2020 was the most insightful and heartbreaking year for underrepresented minority groups in America. Early last year, George Floyd's death ignited all minorities, particularly Black people, to realize that change was not only essential, but critical. Many businesses have taken strides to speak against social injustice and put their money where their mouth is by donating. However, there is still work to do when it comes to supporting underrepresented groups in corporate America.
The diverse makeup of the PR industry is grossly unsaturated. According to the Bureau of Labor Statistics, as of 2019, the U.S. PR industry holds 87.9% white, 8.3% African American, 2.6% Asian American and 5.7% Hispanic American people.
Before 2020, most PR agencies avoided conversations about ethnicity, race, gender due to its label as a "taboo" topic or not having enough exposure to discuss them accurately.
Although last year made many agencies create actionable change for underrepresented groups, we only saw black squares on Instagram and empty statements to hire more people of color with no real progression. They made claims to have donated funds, changing their hiring criteria and more, but how many companies have kept their pledge?
Supporting people of color is a 24/7, 365 days a year role that they need to actively and consistently contribute to.
We're Watching, and We Want Better
As a Black woman, I want to see people in executive leadership roles who look like me and understand the nuances of being a minority in an industry that doesn't often highlight diversity.
CEOs must understand their diverse employees' difficulties and uniqueness, have honest conversations about diversity and fight for social justice while — most importantly — listening to their diverse staff to move forward and create tangible change.
Having a CEO who is a minority has allowed our company to create a safe space inclusive for everyone. Though every CEO, minority or not, can make a difference by implementing fundamental initiatives.
- Accountability: Executive team members recognizing their need to work with diverse team members and create an inclusive environment.
- Giving everyone a seat at the table: Regardless of seniority or role in the company, allowing everyone to discuss their ideas and give feedback on high-level projects.
- Invest in our future: Work with employees to create initiatives that excel their expertise and excellence and lead initiatives.
- Hire and promote: Creating full-time and part-time employment opportunities explicitly tailored for BIPOC and promote us to leadership and executive positions.
- Rally the community: Encourage other companies to take a stand and pledge to support diverse communities.
- Consistent conversations: Having frequent conversations about social injustice issues and allowing us a safe space to openly discuss situations that have affected us.

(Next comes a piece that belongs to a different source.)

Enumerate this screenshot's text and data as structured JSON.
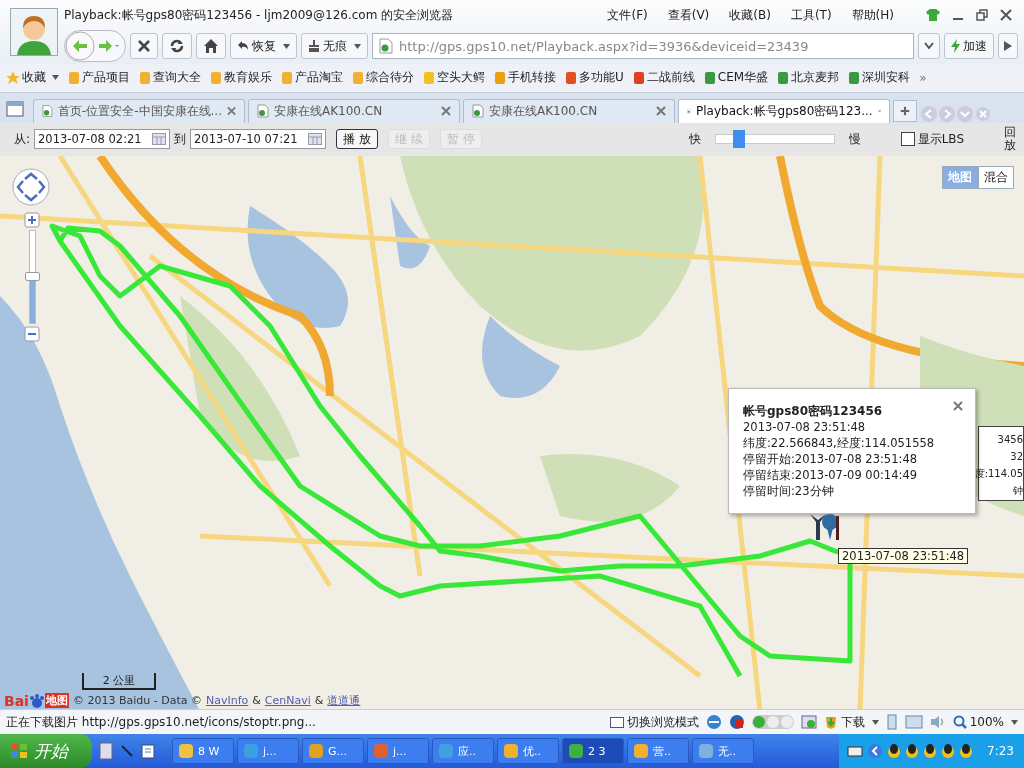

"The norms and notions of what just is isn't always justice. For there is always light if only we're brave enough to see it if only we're brave enough to be it."
— Amanda Gorman, Inaugural Poet Laureate
Public relations professionals, I implore you: think more, listen more, do more and be more conscious of your current company practices and what you can do to foster and flourish diverse excellence.